Two runners who posted top times have been stripped of their Vancouver Sun Run results and banned from competing in future after they were found to have cheated in this year’s 10-kilometre event.
“It’s very disheartening and discouraging to think that an event like this — that is really about participation, community and just getting out and challenging yourself — can be marred by people who cheat and think it’s OK to do that,” said Jamie Pitblado, vice-president of promotions and community investment for The Province and The Sun.
Pitblado said two people reported Vancouver’s Neena Cheema to run organizers, and one reported Richmond’s Mohammed Razak. Cheema had placed first in the women’s 50 to 54 age category with a time of 41:44, while Razak placed first in the men’s 55 to 59 category with a time of 36:35.
The whistleblowers believe Cheema and Razak may have taken shortcuts to skip sections of the race. After examining video evidence and run-time calculations, Pitblado notified both runners that they would be stripped of their medals and barred from the event for life. He noted neither one argued with the findings.
Susan Gordon was one of two people who reported the incidents to organizers.
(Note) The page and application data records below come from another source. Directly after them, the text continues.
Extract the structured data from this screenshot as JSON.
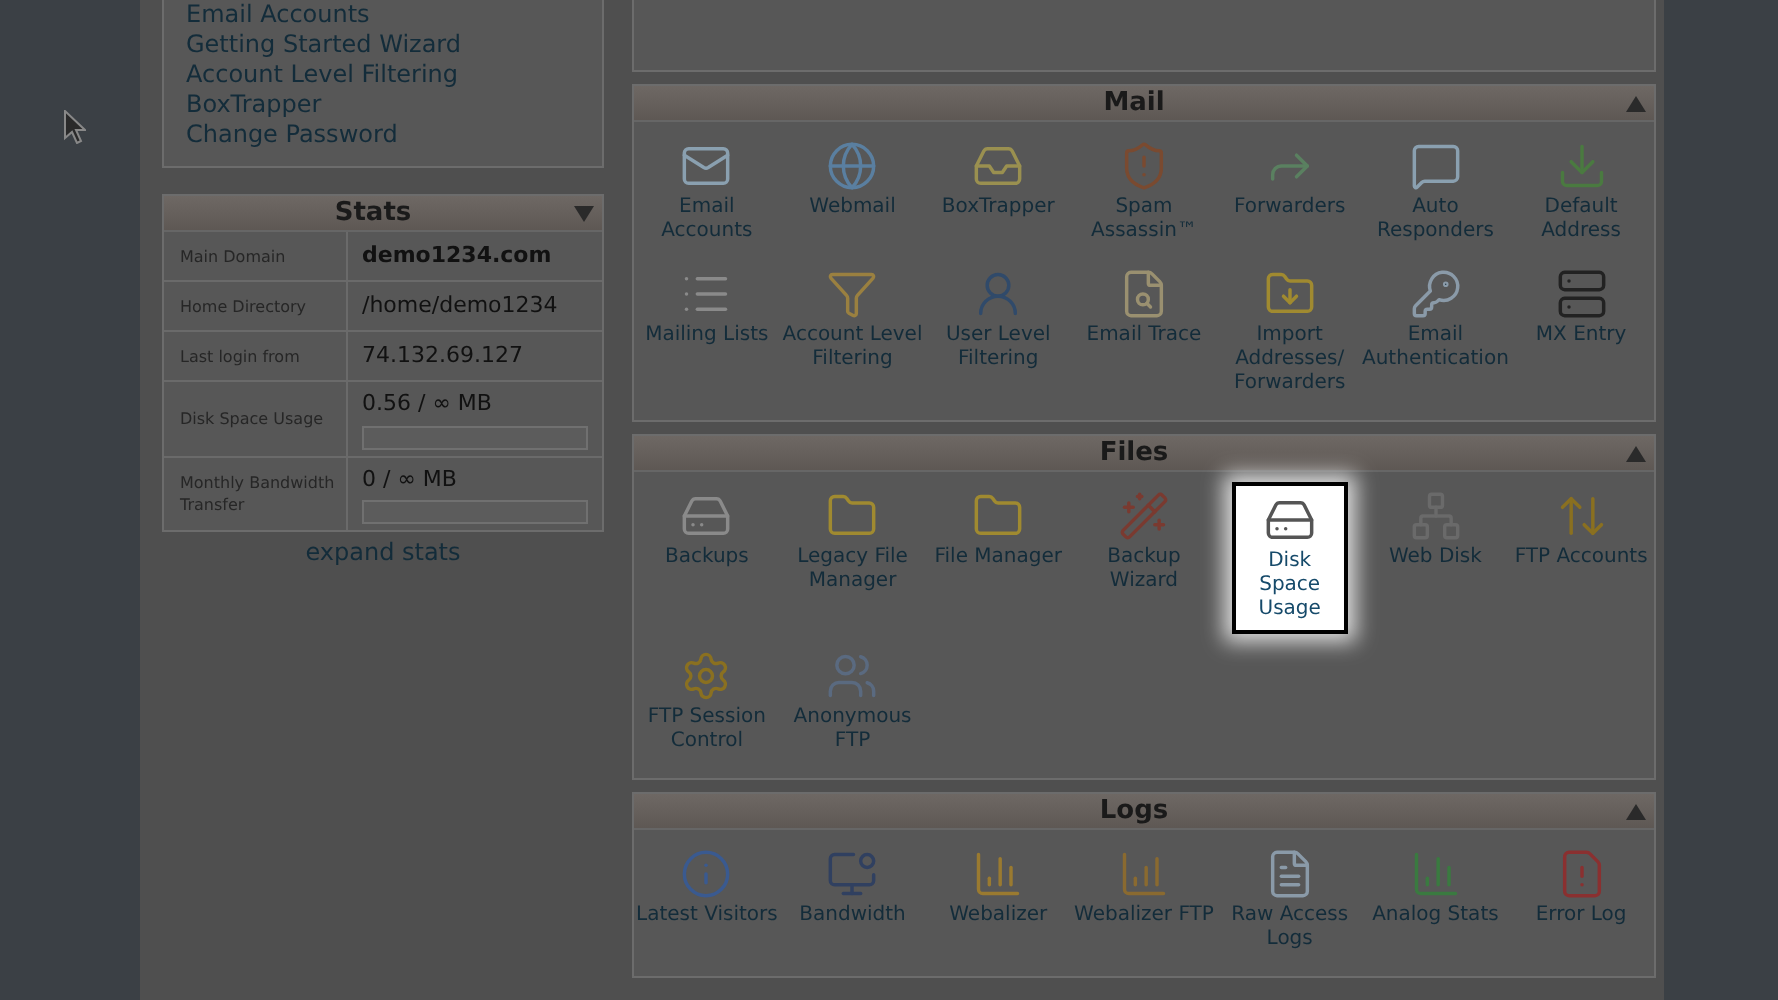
{
  "links": [
    "Email Accounts",
    "Getting Started Wizard",
    "Account Level Filtering",
    "BoxTrapper",
    "Change Password"
  ],
  "stats": {
    "title": "Stats",
    "rows": [
      {
        "label": "Main Domain",
        "value": "demo1234.com",
        "kind": "bold"
      },
      {
        "label": "Home Directory",
        "value": "/home/demo1234",
        "kind": "text"
      },
      {
        "label": "Last login from",
        "value": "74.132.69.127",
        "kind": "text"
      },
      {
        "label": "Disk Space Usage",
        "value": "0.56 / ∞ MB",
        "kind": "meter",
        "level": 0
      },
      {
        "label": "Monthly Bandwidth Transfer",
        "value": "0 / ∞ MB",
        "kind": "meter",
        "level": 0
      }
    ],
    "expand": "expand stats"
  },
  "sections": [
    {
      "title": "Mail",
      "items": [
        {
          "label": "Email Accounts",
          "selected": false
        },
        {
          "label": "Webmail",
          "selected": false
        },
        {
          "label": "BoxTrapper",
          "selected": false
        },
        {
          "label": "Spam Assassin™",
          "selected": false
        },
        {
          "label": "Forwarders",
          "selected": false
        },
        {
          "label": "Auto Responders",
          "selected": false
        },
        {
          "label": "Default Address",
          "selected": false
        },
        {
          "label": "Mailing Lists",
          "selected": false
        },
        {
          "label": "Account Level Filtering",
          "selected": false
        },
        {
          "label": "User Level Filtering",
          "selected": false
        },
        {
          "label": "Email Trace",
          "selected": false
        },
        {
          "label": "Import Addresses/ Forwarders",
          "selected": false
        },
        {
          "label": "Email Authentication",
          "selected": false
        },
        {
          "label": "MX Entry",
          "selected": false
        }
      ]
    },
    {
      "title": "Files",
      "items": [
        {
          "label": "Backups",
          "selected": false
        },
        {
          "label": "Legacy File Manager",
          "selected": false
        },
        {
          "label": "File Manager",
          "selected": false
        },
        {
          "label": "Backup Wizard",
          "selected": false
        },
        {
          "label": "Disk Space Usage",
          "selected": true
        },
        {
          "label": "Web Disk",
          "selected": false
        },
        {
          "label": "FTP Accounts",
          "selected": false
        },
        {
          "label": "FTP Session Control",
          "selected": false
        },
        {
          "label": "Anonymous FTP",
          "selected": false
        }
      ]
    },
    {
      "title": "Logs",
      "items": [
        {
          "label": "Latest Visitors",
          "selected": false
        },
        {
          "label": "Bandwidth",
          "selected": false
        },
        {
          "label": "Webalizer",
          "selected": false
        },
        {
          "label": "Webalizer FTP",
          "selected": false
        },
        {
          "label": "Raw Access Logs",
          "selected": false
        },
        {
          "label": "Analog Stats",
          "selected": false
        },
        {
          "label": "Error Log",
          "selected": false
        }
      ]
    }
  ]
}
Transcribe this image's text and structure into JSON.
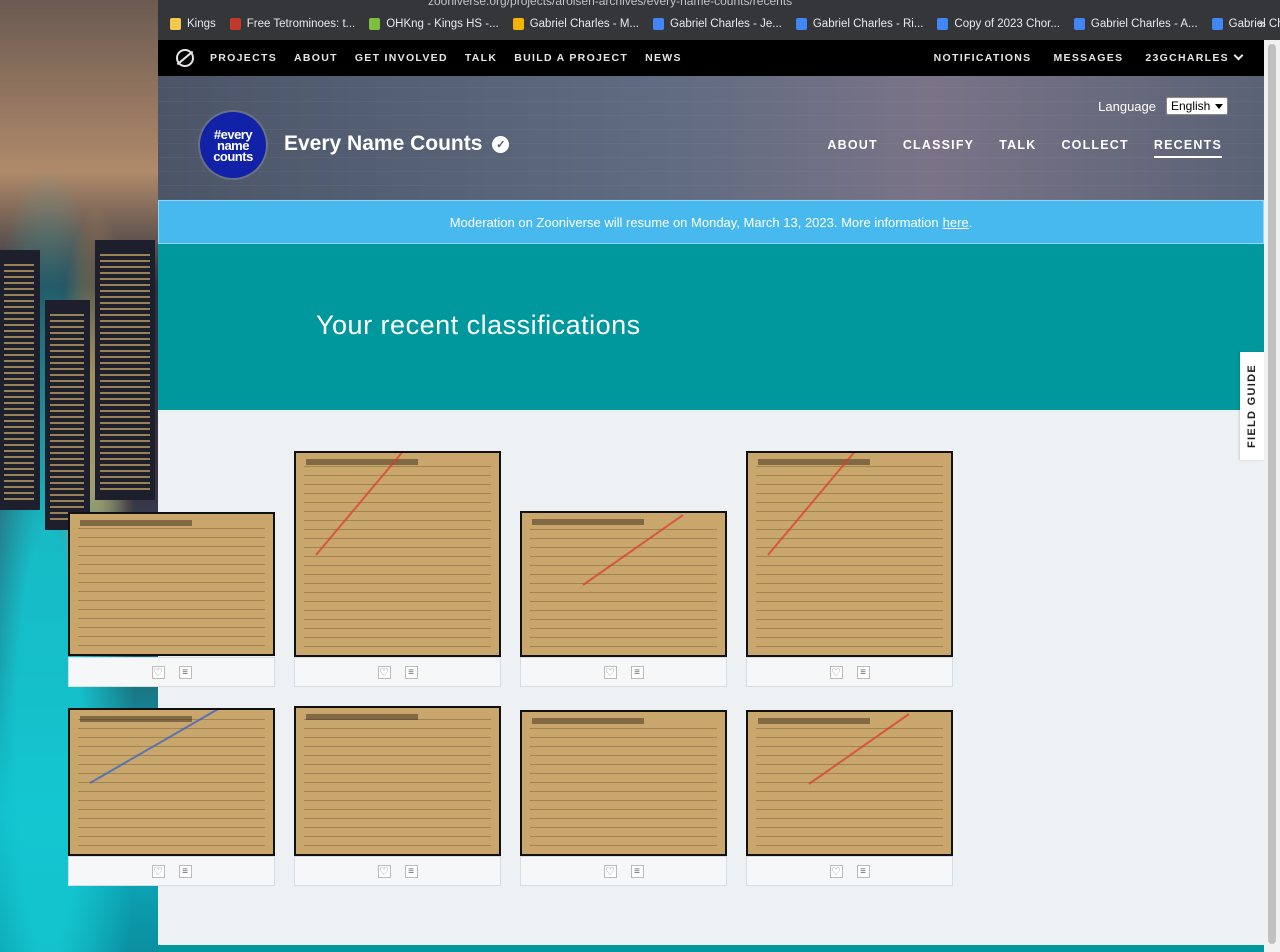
{
  "browser": {
    "url_fragment": "zooniverse.org/projects/arolsen-archives/every-name-counts/recents",
    "bookmarks": [
      {
        "label": "Kings",
        "icon": "folder-icon",
        "color": "#f2c94c"
      },
      {
        "label": "Free Tetrominoes: t...",
        "icon": "tetris-icon",
        "color": "#c0392b"
      },
      {
        "label": "OHKng - Kings HS -...",
        "icon": "plant-icon",
        "color": "#7fbf3f"
      },
      {
        "label": "Gabriel Charles - M...",
        "icon": "slides-icon",
        "color": "#f4b400"
      },
      {
        "label": "Gabriel Charles - Je...",
        "icon": "doc-icon",
        "color": "#4285f4"
      },
      {
        "label": "Gabriel Charles - Ri...",
        "icon": "doc-icon",
        "color": "#4285f4"
      },
      {
        "label": "Copy of 2023 Chor...",
        "icon": "doc-icon",
        "color": "#4285f4"
      },
      {
        "label": "Gabriel Charles - A...",
        "icon": "doc-icon",
        "color": "#4285f4"
      },
      {
        "label": "Gabriel Charles - A...",
        "icon": "doc-icon",
        "color": "#4285f4"
      }
    ],
    "more": "»"
  },
  "zoo_nav": {
    "left": [
      "PROJECTS",
      "ABOUT",
      "GET INVOLVED",
      "TALK",
      "BUILD A PROJECT",
      "NEWS"
    ],
    "right": [
      "NOTIFICATIONS",
      "MESSAGES",
      "23GCHARLES"
    ]
  },
  "project": {
    "language_label": "Language",
    "language_value": "English",
    "logo_text": "#every name counts",
    "title": "Every Name Counts",
    "nav": [
      "ABOUT",
      "CLASSIFY",
      "TALK",
      "COLLECT",
      "RECENTS"
    ],
    "active_nav": "RECENTS"
  },
  "banner": {
    "text": "Moderation on Zooniverse will resume on Monday, March 13, 2023. More information",
    "link": "here",
    "suffix": "."
  },
  "recents": {
    "heading": "Your recent classifications"
  },
  "field_guide": "FIELD GUIDE",
  "colors": {
    "teal": "#00979d",
    "banner": "#48b9ee",
    "logo": "#1122a8"
  }
}
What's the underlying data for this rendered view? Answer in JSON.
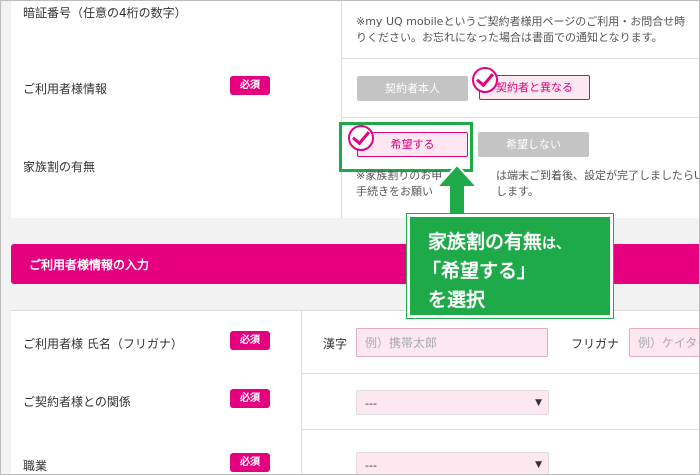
{
  "rows": {
    "pin": {
      "label": "暗証番号（任意の4桁の数字）",
      "note1": "※my UQ mobileというご契約者様用ページのご利用・お問合せ時",
      "note2": "りください。お忘れになった場合は書面での通知となります。"
    },
    "user_info": {
      "label": "ご利用者様情報",
      "required": "必須",
      "option1": "契約者本人",
      "option2": "契約者と異なる"
    },
    "family": {
      "label": "家族割の有無",
      "option1": "希望する",
      "option2": "希望しない",
      "note1": "※家族割りのお申",
      "note1b": "は端末ご到着後、設定が完了しましたらUQ公",
      "note2": "手続きをお願い",
      "note2b": "します。"
    }
  },
  "section": {
    "title": "ご利用者様情報の入力"
  },
  "form": {
    "name": {
      "label": "ご利用者様 氏名（フリガナ）",
      "required": "必須",
      "kanji_label": "漢字",
      "kanji_placeholder": "例）携帯太郎",
      "kana_label": "フリガナ",
      "kana_placeholder": "例）ケイタイ"
    },
    "relation": {
      "label": "ご契約者様との関係",
      "required": "必須",
      "value": "---"
    },
    "job": {
      "label": "職業",
      "required": "必須",
      "value": "---"
    }
  },
  "callout": {
    "line1a": "家族割の有無",
    "line1b": "は、",
    "line2": "「希望する」",
    "line3": "を選択"
  },
  "colors": {
    "accent": "#e4007f",
    "highlight": "#1eaa48"
  }
}
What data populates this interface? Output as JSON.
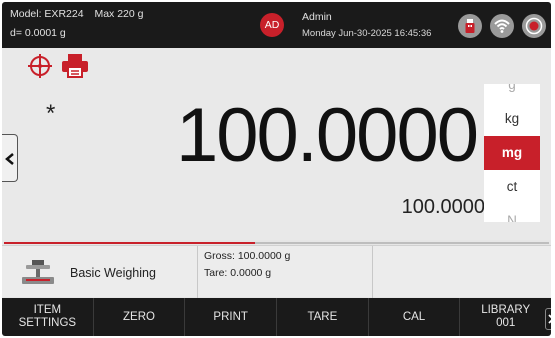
{
  "header": {
    "model": "Model: EXR224",
    "max_capacity": "Max 220 g",
    "readability": "d= 0.0001 g",
    "avatar_initials": "AD",
    "user_name": "Admin",
    "datetime": "Monday Jun-30-2025 16:45:36",
    "icons": [
      "usb-icon",
      "wifi-icon",
      "alibi-icon"
    ]
  },
  "display": {
    "stability_mark": "*",
    "weight": "100.0000",
    "secondary_weight": "100.0000",
    "units": [
      "g",
      "kg",
      "mg",
      "ct",
      "N"
    ],
    "selected_unit": "mg",
    "progress_fraction": 0.46
  },
  "info": {
    "application": "Basic Weighing",
    "gross": "Gross: 100.0000 g",
    "tare": "Tare: 0.0000 g"
  },
  "function_keys": {
    "item_settings_1": "ITEM",
    "item_settings_2": "SETTINGS",
    "zero": "ZERO",
    "print": "PRINT",
    "tare": "TARE",
    "cal": "CAL",
    "library_1": "LIBRARY",
    "library_2": "001"
  },
  "colors": {
    "accent": "#c8202a",
    "bar_background": "#1a1a1a",
    "screen_background": "#e6e6e6"
  }
}
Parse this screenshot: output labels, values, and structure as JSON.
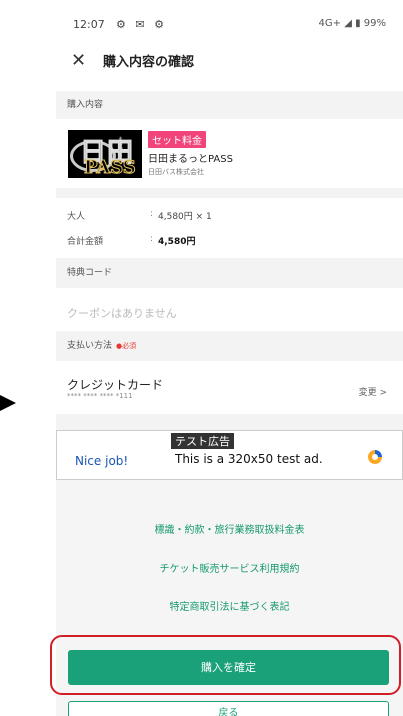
{
  "status_bar": {
    "time": "12:07",
    "icons": "⚙ ✉ ⚙",
    "right": "4G+ ◢ ▮ 99%"
  },
  "header": {
    "close_icon": "✕",
    "title": "購入内容の確認"
  },
  "purchase": {
    "section_title": "購入内容",
    "product": {
      "badge": "セット料金",
      "name": "日田まるっとPASS",
      "company": "日田バス株式会社"
    },
    "logo_text": {
      "top": "日田",
      "bottom": "PASS",
      "small": "まるっと"
    }
  },
  "price": {
    "adult_label": "大人",
    "adult_value": "4,580円 × 1",
    "total_label": "合計金額",
    "total_value": "4,580円",
    "colon": ":"
  },
  "benefit": {
    "section_title": "特典コード",
    "coupon_placeholder": "クーポンはありません"
  },
  "payment": {
    "section_title": "支払い方法",
    "required": "●必須",
    "method_name": "クレジットカード",
    "card_number": "**** **** **** *111",
    "change_label": "変更 >"
  },
  "ad": {
    "label": "テスト広告",
    "nice": "Nice job!",
    "text": "This is a 320x50 test ad.",
    "colors": {
      "orange": "#f9a825",
      "blue": "#1e63d6"
    }
  },
  "links": [
    "標識・約款・旅行業務取扱料金表",
    "チケット販売サービス利用規約",
    "特定商取引法に基づく表記"
  ],
  "buttons": {
    "confirm": "購入を確定",
    "secondary": "戻る"
  },
  "colors": {
    "accent": "#1aa179",
    "badge": "#f0447a",
    "highlight": "#d21e26"
  }
}
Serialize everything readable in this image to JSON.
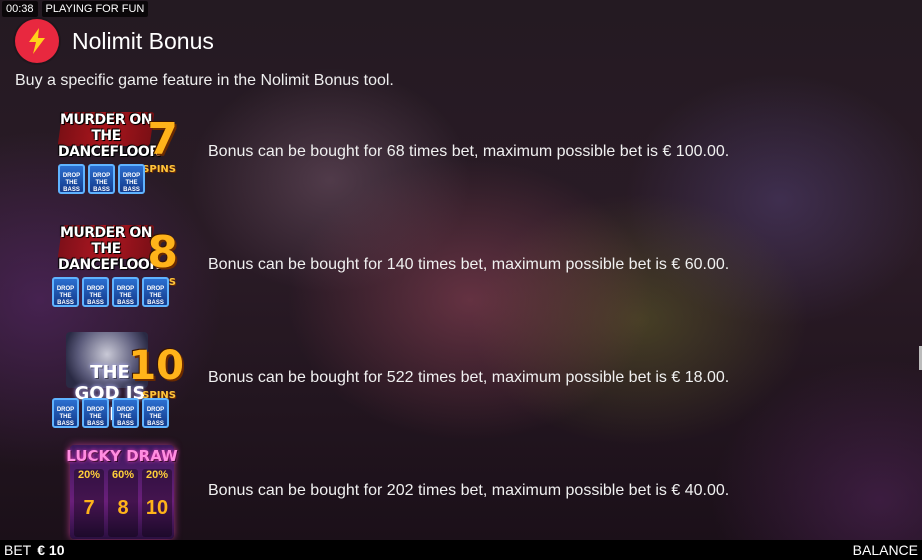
{
  "status": {
    "time": "00:38",
    "mode": "PLAYING FOR FUN"
  },
  "header": {
    "title": "Nolimit Bonus",
    "logo_icon": "lightning-icon"
  },
  "intro": "Buy a specific game feature in the Nolimit Bonus tool.",
  "bonuses": [
    {
      "art_title": "MURDER ON THE DANCEFLOOR",
      "spins": "7",
      "spins_label": "SPINS",
      "tiles": [
        "DROP THE BASS",
        "DROP THE BASS",
        "DROP THE BASS"
      ],
      "description": "Bonus can be bought for 68 times bet, maximum possible bet is € 100.00."
    },
    {
      "art_title": "MURDER ON THE DANCEFLOOR",
      "spins": "8",
      "spins_label": "SPINS",
      "tiles": [
        "DROP THE BASS",
        "DROP THE BASS",
        "DROP THE BASS",
        "DROP THE BASS"
      ],
      "description": "Bonus can be bought for 140 times bet, maximum possible bet is € 60.00."
    },
    {
      "art_title": "THE GOD IS A DJ",
      "spins": "10",
      "spins_label": "SPINS",
      "tiles": [
        "DROP THE BASS",
        "DROP THE BASS",
        "DROP THE BASS",
        "DROP THE BASS"
      ],
      "description": "Bonus can be bought for 522 times bet, maximum possible bet is € 18.00."
    },
    {
      "art_title": "LUCKY DRAW",
      "cells": [
        {
          "pct": "20%",
          "num": "7"
        },
        {
          "pct": "60%",
          "num": "8"
        },
        {
          "pct": "20%",
          "num": "10"
        }
      ],
      "description": "Bonus can be bought for 202 times bet, maximum possible bet is € 40.00."
    }
  ],
  "footer": {
    "bet_label": "BET",
    "bet_value": "€ 10",
    "balance_label": "BALANCE"
  }
}
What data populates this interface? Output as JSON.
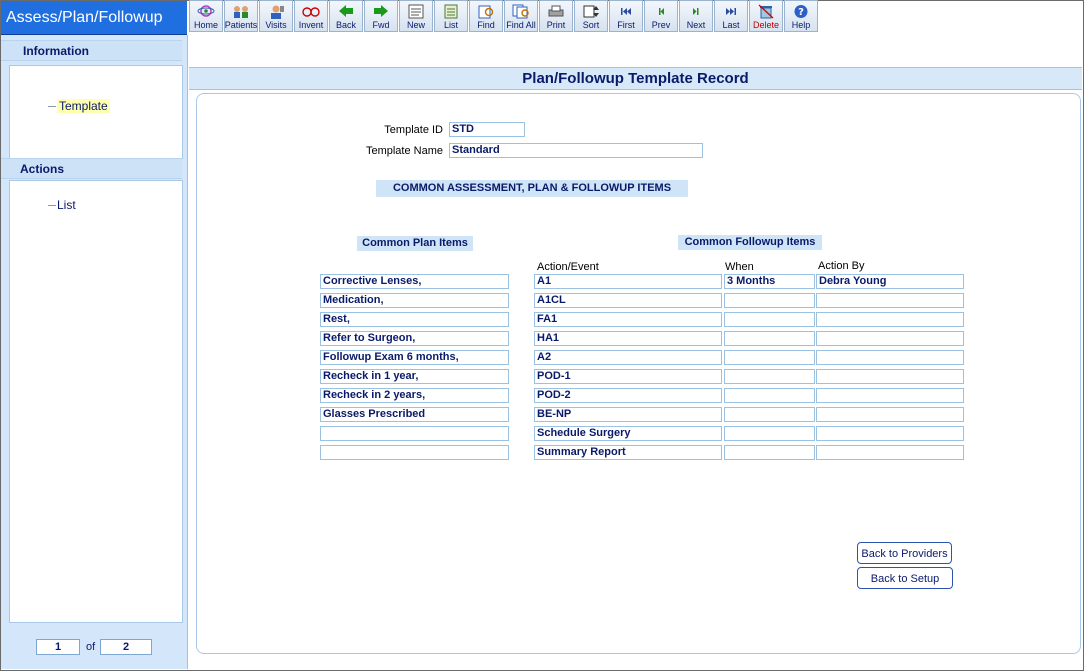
{
  "app": {
    "title": "Assess/Plan/Followup"
  },
  "sidebar": {
    "information_label": "Information",
    "template_link": "Template",
    "actions_label": "Actions",
    "list_link": "List",
    "pager": {
      "current": "1",
      "of_label": "of",
      "total": "2"
    }
  },
  "toolbar": {
    "items": [
      {
        "label": "Home",
        "icon": "home-icon"
      },
      {
        "label": "Patients",
        "icon": "patients-icon"
      },
      {
        "label": "Visits",
        "icon": "visits-icon"
      },
      {
        "label": "Invent",
        "icon": "glasses-icon"
      },
      {
        "label": "Back",
        "icon": "arrow-left-icon"
      },
      {
        "label": "Fwd",
        "icon": "arrow-right-icon"
      },
      {
        "label": "New",
        "icon": "new-icon"
      },
      {
        "label": "List",
        "icon": "list-icon"
      },
      {
        "label": "Find",
        "icon": "find-icon"
      },
      {
        "label": "Find All",
        "icon": "find-all-icon"
      },
      {
        "label": "Print",
        "icon": "printer-icon"
      },
      {
        "label": "Sort",
        "icon": "sort-icon"
      },
      {
        "label": "First",
        "icon": "first-icon"
      },
      {
        "label": "Prev",
        "icon": "prev-icon"
      },
      {
        "label": "Next",
        "icon": "next-icon"
      },
      {
        "label": "Last",
        "icon": "last-icon"
      },
      {
        "label": "Delete",
        "icon": "delete-icon"
      },
      {
        "label": "Help",
        "icon": "help-icon"
      }
    ]
  },
  "record": {
    "title": "Plan/Followup Template Record",
    "template_id_label": "Template ID",
    "template_id": "STD",
    "template_name_label": "Template Name",
    "template_name": "Standard",
    "section_banner": "COMMON ASSESSMENT, PLAN & FOLLOWUP  ITEMS",
    "plan_header": "Common Plan Items",
    "followup_header": "Common Followup Items",
    "col_action": "Action/Event",
    "col_when": "When",
    "col_by": "Action By",
    "plan_items": [
      "Corrective Lenses,",
      "Medication,",
      "Rest,",
      "Refer to Surgeon,",
      "Followup Exam 6 months,",
      "Recheck in 1 year,",
      "Recheck in 2 years,",
      "Glasses Prescribed",
      "",
      ""
    ],
    "followup_rows": [
      {
        "action": "A1",
        "when": "3 Months",
        "by": "Debra Young"
      },
      {
        "action": "A1CL",
        "when": "",
        "by": ""
      },
      {
        "action": "FA1",
        "when": "",
        "by": ""
      },
      {
        "action": "HA1",
        "when": "",
        "by": ""
      },
      {
        "action": "A2",
        "when": "",
        "by": ""
      },
      {
        "action": "POD-1",
        "when": "",
        "by": ""
      },
      {
        "action": "POD-2",
        "when": "",
        "by": ""
      },
      {
        "action": "BE-NP",
        "when": "",
        "by": ""
      },
      {
        "action": "Schedule Surgery",
        "when": "",
        "by": ""
      },
      {
        "action": "Summary Report",
        "when": "",
        "by": ""
      }
    ],
    "back_to_providers": "Back to Providers",
    "back_to_setup": "Back to Setup"
  }
}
By reviewing race videos and online athletic records, Gordon, 53, appears to have nabbed a racer who has repeatedly won her division in the Sun Run, allegedly by cheating.
“I hope justice will be done. There is 47,999 other people out there who are running an honest race,” she told The Province.
Gordon — who generally places top-three in the B.C. races she enters — says she always checks out her competition after races. So when she saw a woman named Neena Cheema had won her age group this year, she researched Cheema’s prior results. Cheema had first won in her age group in 2007 at the Sun Run, but didn’t have results in other races in B.C., which seemed odd, Gordon said. On top of that, she added that Cheema’s Sun Run win in 2007 appeared to be about 22 minutes faster than Cheema’s first recorded Sun Run in 2006, according to online records.
“That (kind of improvement) is highly unusual,” Gordon said.
Now suspicious, Gordon reviewed several videos of the 2013 race. But she couldn’t find Cheema in the lead group of runners on the Cambie Bridge. After reviewing the clip about 10 times, she says she spotted Cheema suddenly come up behind an older couple who were walking by the side of the bridge.
“This woman comes around wearing a heavy coat, and I thought, ‘Well that is weird, she’s walking,’” Gordon recalled.
Putting together images of Cheema walking, along with some calculations, and footage of Cheema crossing the finish, she shared the information with both her Vancouver Falcons Athletic Club race coach and her brother, also an avid runner. All were convinced that Cheema was cheating, and evidence was forwarded to race officials.
“I guess I move from fourth place into the medals (in the age class), but I was thinking of all the runners over the previous years,” Gordon said. “We work really, really hard. I’m angry for all the other runners.”
Cheema is employed at B.C. Place and was running as part of a corporate team Sunday.
Calls to Cheema went unanswered. A message left for Razak was also unreturned by press time.
Pitblado said organizers will now implement timing mats in next year’s event and onwards. The mats, which are placed on the ground throughout the course, will ‘clock-in’ runners at various points to ensure they’re keeping to the race route.